Shortly after vetoing a bill that would restrict how unmanned aerial vehicles (UAVs) are used by police and other public agencies, California Gov. Jerry Brown has now signed a law concerning privacy.
A.B.2306, which was authored by Assemblymember Ed Chau, D-Monterey Park, would strengthen California privacy laws by making the use of “any device” to record personal or familial activities a constructive invasion of privacy, Chau explains in a release.
An AFP report says this bill is aimed at protecting the privacy of the public but also applies to celebrities: Paparazzi cannot use UAVs to take photographs. Miley Cyrus, for example, posted evidence on social media of a UAV hovering over her Los Angeles home in July.

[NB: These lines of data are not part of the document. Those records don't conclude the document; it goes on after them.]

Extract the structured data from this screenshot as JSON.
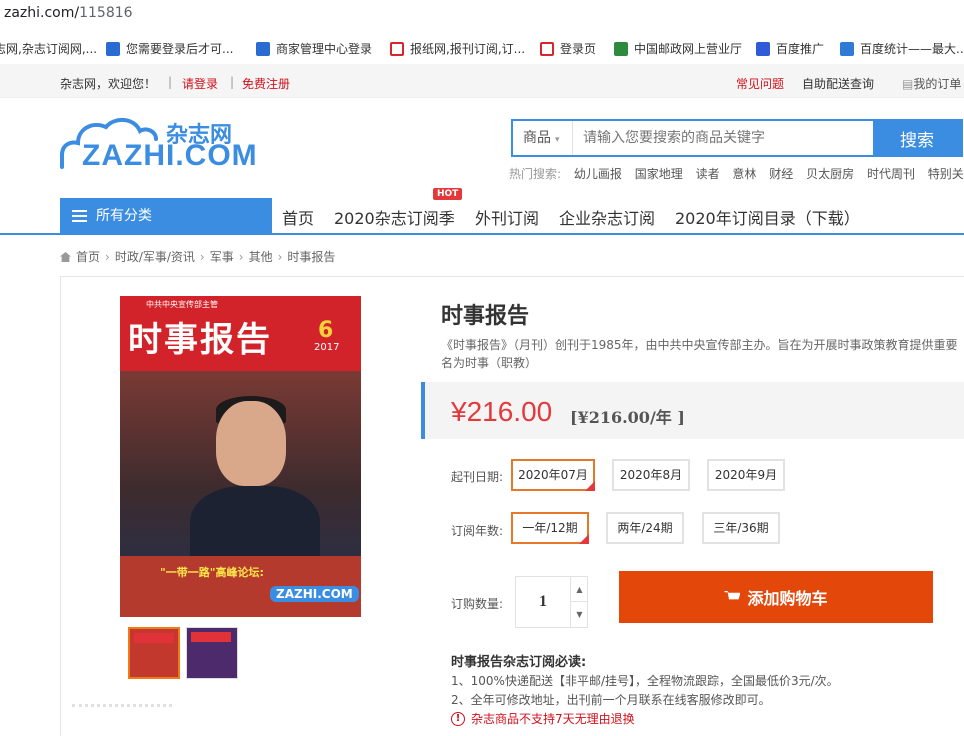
{
  "browser": {
    "url_host": "zazhi.com/",
    "url_path": "115816"
  },
  "bookmarks": [
    {
      "label": "志网,杂志订阅网,...",
      "icon": "edge-icon"
    },
    {
      "label": "您需要登录后才可...",
      "icon": "edge-icon"
    },
    {
      "label": "商家管理中心登录",
      "icon": "edge-icon"
    },
    {
      "label": "报纸网,报刊订阅,订...",
      "icon": "z-icon"
    },
    {
      "label": "登录页",
      "icon": "z-icon"
    },
    {
      "label": "中国邮政网上营业厅",
      "icon": "leaf-icon"
    },
    {
      "label": "百度推广",
      "icon": "paw-icon"
    },
    {
      "label": "百度统计——最大...",
      "icon": "chart-icon"
    }
  ],
  "topnav": {
    "greeting": "杂志网，欢迎您！",
    "login": "请登录",
    "register": "免费注册",
    "faq": "常见问题",
    "delivery": "自助配送查询",
    "orders": "我的订单"
  },
  "header": {
    "logo_cn": "杂志网",
    "logo_en": "ZAZHI.COM",
    "search_category": "商品",
    "search_placeholder": "请输入您要搜索的商品关键字",
    "search_button": "搜索",
    "hot_label": "热门搜索:",
    "hot_keywords": [
      "幼儿画报",
      "国家地理",
      "读者",
      "意林",
      "财经",
      "贝太厨房",
      "时代周刊",
      "特别关注"
    ]
  },
  "mainnav": {
    "all_categories": "所有分类",
    "items": [
      "首页",
      "2020杂志订阅季",
      "外刊订阅",
      "企业杂志订阅",
      "2020年订阅目录（下载）"
    ],
    "hot_badge": "HOT"
  },
  "breadcrumb": [
    "首页",
    "时政/军事/资讯",
    "军事",
    "其他",
    "时事报告"
  ],
  "product": {
    "cover": {
      "title": "时事报告",
      "issue": "6",
      "year": "2017",
      "headline": "\"一带一路\"高峰论坛:",
      "publisher_tag": "中共中央宣传部主管"
    },
    "title": "时事报告",
    "desc_line1": "《时事报告》（月刊）创刊于1985年，由中共中央宣传部主办。旨在为开展时事政策教育提供重要",
    "desc_line2": "名为时事（职教）",
    "price": "¥216.00",
    "price_per_year": "[¥216.00/年 ]",
    "start_label": "起刊日期:",
    "start_options": [
      "2020年07月",
      "2020年8月",
      "2020年9月"
    ],
    "start_selected": 0,
    "years_label": "订阅年数:",
    "year_options": [
      "一年/12期",
      "两年/24期",
      "三年/36期"
    ],
    "year_selected": 0,
    "qty_label": "订购数量:",
    "qty_value": "1",
    "cart_button": "添加购物车",
    "notice_title": "时事报告杂志订阅必读:",
    "notice_1": "1、100%快递配送【非平邮/挂号】，全程物流跟踪，全国最低价3元/次。",
    "notice_2": "2、全年可修改地址，出刊前一个月联系在线客服修改即可。",
    "warning": "杂志商品不支持7天无理由退换"
  },
  "colors": {
    "accent": "#3b8de2",
    "price": "#e4393c",
    "cart": "#e4470a",
    "selected": "#e6782a"
  }
}
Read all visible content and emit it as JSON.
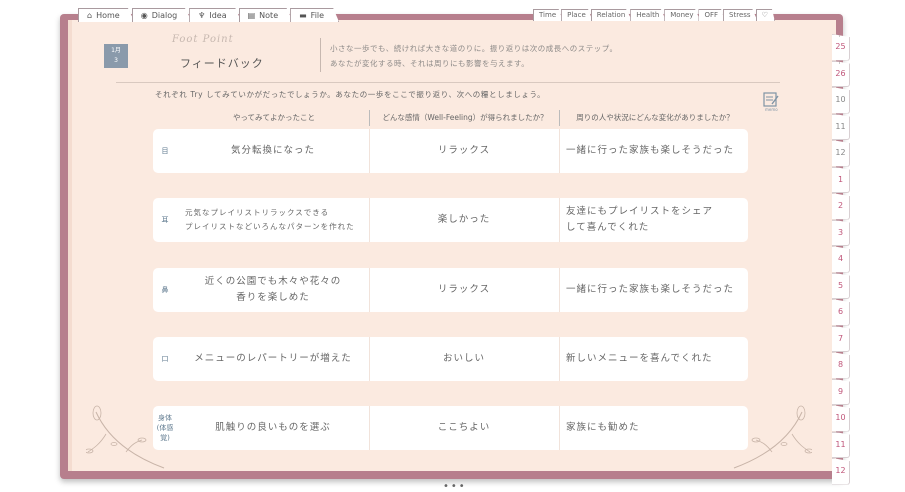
{
  "top_tabs": [
    {
      "icon": "home-icon",
      "glyph": "⌂",
      "label": "Home"
    },
    {
      "icon": "dialog-icon",
      "glyph": "◉",
      "label": "Dialog"
    },
    {
      "icon": "idea-icon",
      "glyph": "♆",
      "label": "Idea"
    },
    {
      "icon": "note-icon",
      "glyph": "▤",
      "label": "Note"
    },
    {
      "icon": "file-icon",
      "glyph": "▬",
      "label": "File"
    }
  ],
  "right_tabs": [
    "Time",
    "Place",
    "Relation",
    "Health",
    "Money",
    "OFF",
    "Stress",
    "♡"
  ],
  "side_tabs": [
    {
      "label": "25",
      "year": "Y",
      "pink": true
    },
    {
      "label": "26",
      "year": "Y",
      "pink": true
    },
    {
      "label": "10",
      "pink": false
    },
    {
      "label": "11",
      "pink": false
    },
    {
      "label": "12",
      "pink": false
    },
    {
      "label": "1",
      "pink": true
    },
    {
      "label": "2",
      "pink": true
    },
    {
      "label": "3",
      "pink": true
    },
    {
      "label": "4",
      "pink": true
    },
    {
      "label": "5",
      "pink": true
    },
    {
      "label": "6",
      "pink": true
    },
    {
      "label": "7",
      "pink": true
    },
    {
      "label": "8",
      "pink": true
    },
    {
      "label": "9",
      "pink": true
    },
    {
      "label": "10",
      "pink": true
    },
    {
      "label": "11",
      "pink": true
    },
    {
      "label": "12",
      "pink": true
    }
  ],
  "header": {
    "date_month": "1月",
    "date_day": "3",
    "script_title": "Foot Point",
    "title": "フィードバック",
    "quote_line1": "小さな一歩でも、続ければ大きな道のりに。振り返りは次の成長へのステップ。",
    "quote_line2": "あなたが変化する時、それは周りにも影響を与えます。"
  },
  "instruction": "それぞれ Try してみていかがだったでしょうか。あなたの一歩をここで振り返り、次への糧としましょう。",
  "memo_label": "memo",
  "columns": [
    "やってみてよかったこと",
    "どんな感情（Well-Feeling）が得られましたか？",
    "周りの人や状況にどんな変化がありましたか？"
  ],
  "rows": [
    {
      "label": "目",
      "did": "気分転換になった",
      "feeling": "リラックス",
      "change": "一緒に行った家族も楽しそうだった",
      "small": false
    },
    {
      "label": "耳",
      "did": "元気なプレイリストリラックスできる\nプレイリストなどいろんなパターンを作れた",
      "feeling": "楽しかった",
      "change": "友達にもプレイリストをシェア\nして喜んでくれた",
      "small": true
    },
    {
      "label": "鼻",
      "did": "近くの公園でも木々や花々の\n香りを楽しめた",
      "feeling": "リラックス",
      "change": "一緒に行った家族も楽しそうだった",
      "small": false
    },
    {
      "label": "口",
      "did": "メニューのレパートリーが増えた",
      "feeling": "おいしい",
      "change": "新しいメニューを喜んでくれた",
      "small": false
    },
    {
      "label": "身体\n(体感覚)",
      "did": "肌触りの良いものを選ぶ",
      "feeling": "ここちよい",
      "change": "家族にも勧めた",
      "small": false
    }
  ],
  "bottom_dots": "•••",
  "colors": {
    "cover": "#b77f8d",
    "paper": "#fbeae0",
    "label_blue": "#5f7a8f"
  }
}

“As technology continues to advance and new robotic-like devices become more affordable for the general public, the possibility of an individual’s privacy being invaded substantially increases,” says Chau. “I applaud the governor for signing A.B.2306, because it will ensure that our state’s invasion of privacy statute remains relevant even as technology continues to evolve.’
Under existing law, he says, a person is liable for a ‘physical’ invasion of privacy if that person trespasses onto someone’s property to capture an image or sound recording of the person in a personal or familial activity. It is a ‘constructive’ invasion of privacy if this is done without a physical trespassing but through the use of a “visual or auditory enhancing device,’ he explains.
A.B.2306 recognizes that many new technologies could permit an invasion of privacy without a physical trespassing, he says, even though those devices might not technically qualify as a “visual or auditory enhancing device,” which is a term that is not defined in existing law. Instead, A.B.2306 makes our laws less technology specific and focuses more on the intrusive conduct itself, Chau concludes.